Every student in the McCarton School takes part in an adapted physical education group. The classes range in duration from 10 minutes to 30 minutes depending on the needs of the class. There is one instructor that leads the students, with the classroom teachers providing support by prompting the students as necessary. The adapted physical education classes provide a means for the students to make progress in terms of general physical fitness, through the running and the performance of other various exercises and stretches, and the acquisition of sports skills. The environment of the A.P.E. groups are enthusiastic and supportive in order to provide the students a setting that is conducive to increasing self-esteem and confidence through skills acquisition and achievement. Sports included in the McCarton School adapted physical education curriculum include basketball, soccer, tee-ball/ baseball, floor hockey, kickball, and volleyball.
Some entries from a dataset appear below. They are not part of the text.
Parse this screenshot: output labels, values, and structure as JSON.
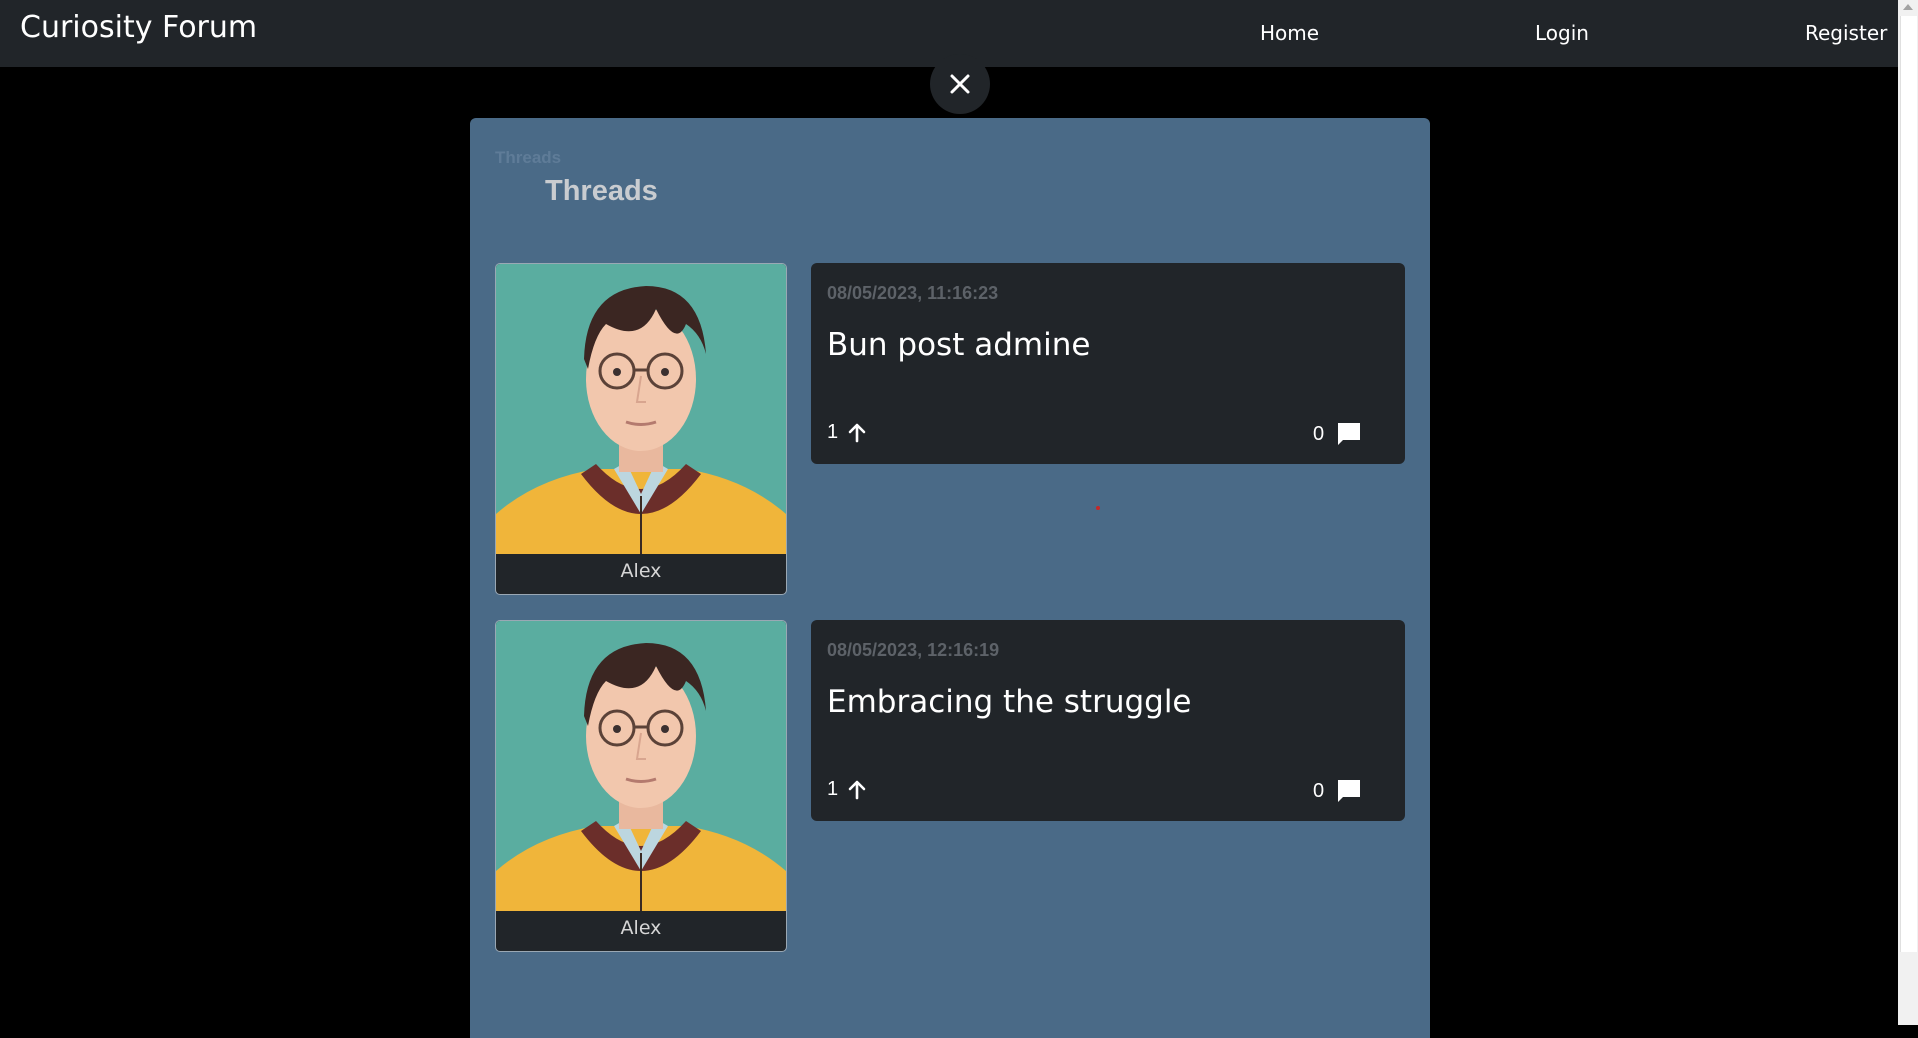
{
  "navbar": {
    "brand": "Curiosity Forum",
    "links": [
      "Home",
      "Login",
      "Register"
    ]
  },
  "close_icon": "close-icon",
  "panel": {
    "breadcrumb": "Threads",
    "title": "Threads"
  },
  "threads": [
    {
      "author": "Alex",
      "date": "08/05/2023, 11:16:23",
      "title": "Bun post admine",
      "upvotes": "1",
      "comments": "0"
    },
    {
      "author": "Alex",
      "date": "08/05/2023, 12:16:19",
      "title": "Embracing the struggle",
      "upvotes": "1",
      "comments": "0"
    }
  ],
  "colors": {
    "navbar": "#212529",
    "panel": "#4a6a87",
    "card": "#212529",
    "avatar_bg": "#5aada0"
  }
}
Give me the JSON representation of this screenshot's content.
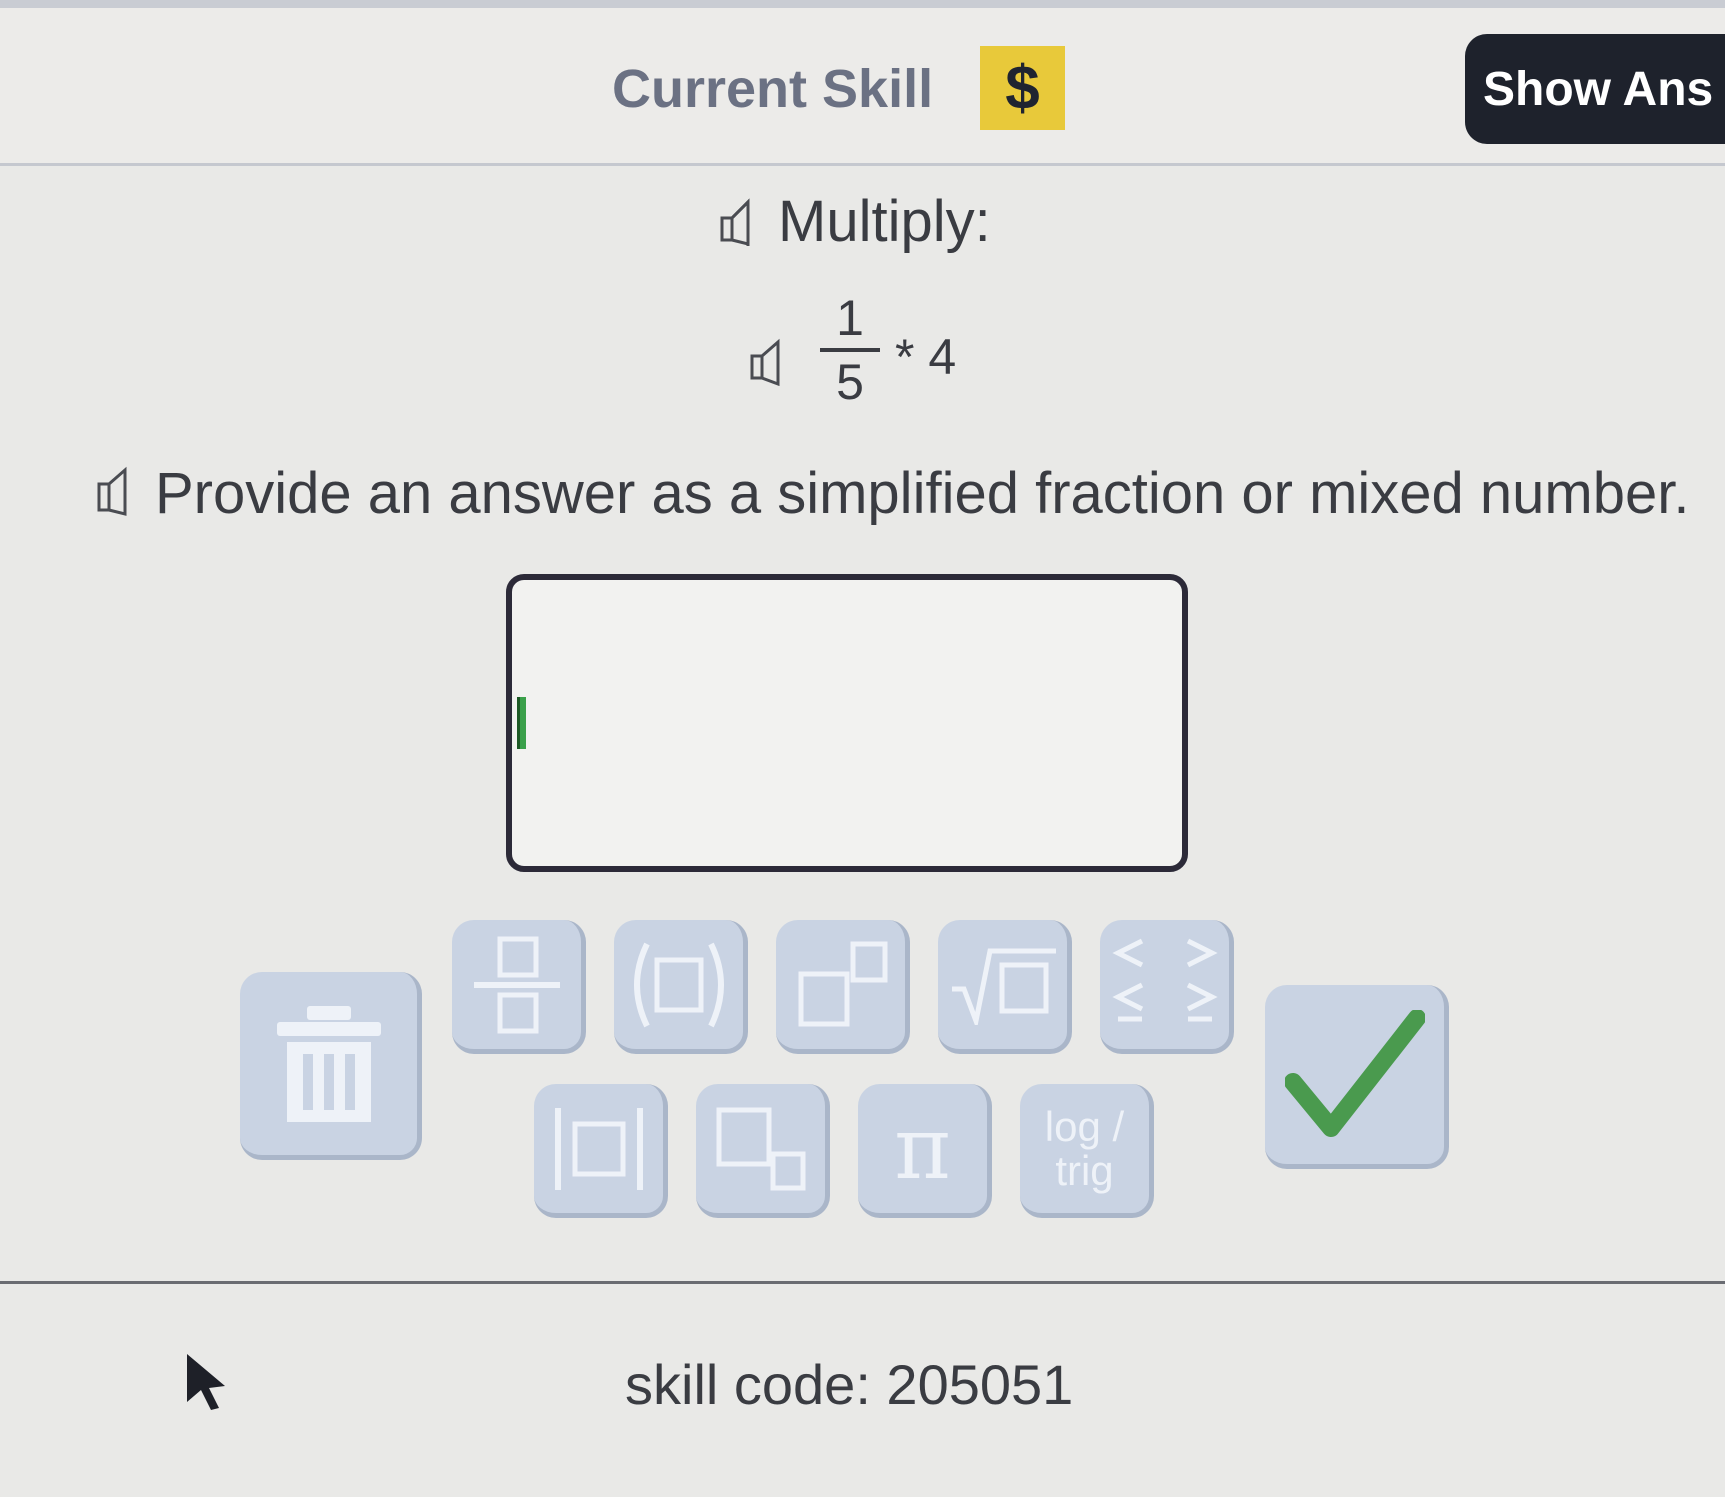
{
  "header": {
    "title": "Current Skill",
    "badge": "$",
    "show_answer_label": "Show Ans"
  },
  "question": {
    "instruction": "Multiply:",
    "expression": {
      "numerator": "1",
      "denominator": "5",
      "operator": "*",
      "operand": "4"
    },
    "answer_prompt": "Provide an answer as a simplified fraction or mixed number."
  },
  "answer": {
    "value": ""
  },
  "keypad": {
    "buttons": [
      {
        "name": "delete",
        "icon": "trash-icon"
      },
      {
        "name": "fraction",
        "icon": "fraction-icon"
      },
      {
        "name": "parentheses",
        "icon": "parentheses-icon"
      },
      {
        "name": "exponent",
        "icon": "exponent-icon"
      },
      {
        "name": "square-root",
        "icon": "square-root-icon"
      },
      {
        "name": "inequalities",
        "icon": "inequality-icon"
      },
      {
        "name": "absolute-value",
        "icon": "absolute-value-icon"
      },
      {
        "name": "subscript",
        "icon": "subscript-icon"
      },
      {
        "name": "pi",
        "icon": "pi-icon",
        "label": "π"
      },
      {
        "name": "log-trig",
        "label_top": "log /",
        "label_bottom": "trig"
      },
      {
        "name": "submit",
        "icon": "checkmark-icon"
      }
    ],
    "check_color": "#4a9a4e"
  },
  "footer": {
    "skill_code": "skill code: 205051"
  }
}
The students are enthusiastically encouraged throughout the adapted physical education session. Positive reinforcement through social praise (high-fives, cheers, hand pile at end of session) is utilized. Students are reinforced for cheering and encouraging their peers when it is their turn to perform a skill. Another goal of the program is the improvement of social skills, by working cooperatively and supportively in group drills and team oriented activities. The importance of good sportsmanship and teamwork are emphasized when appropriate.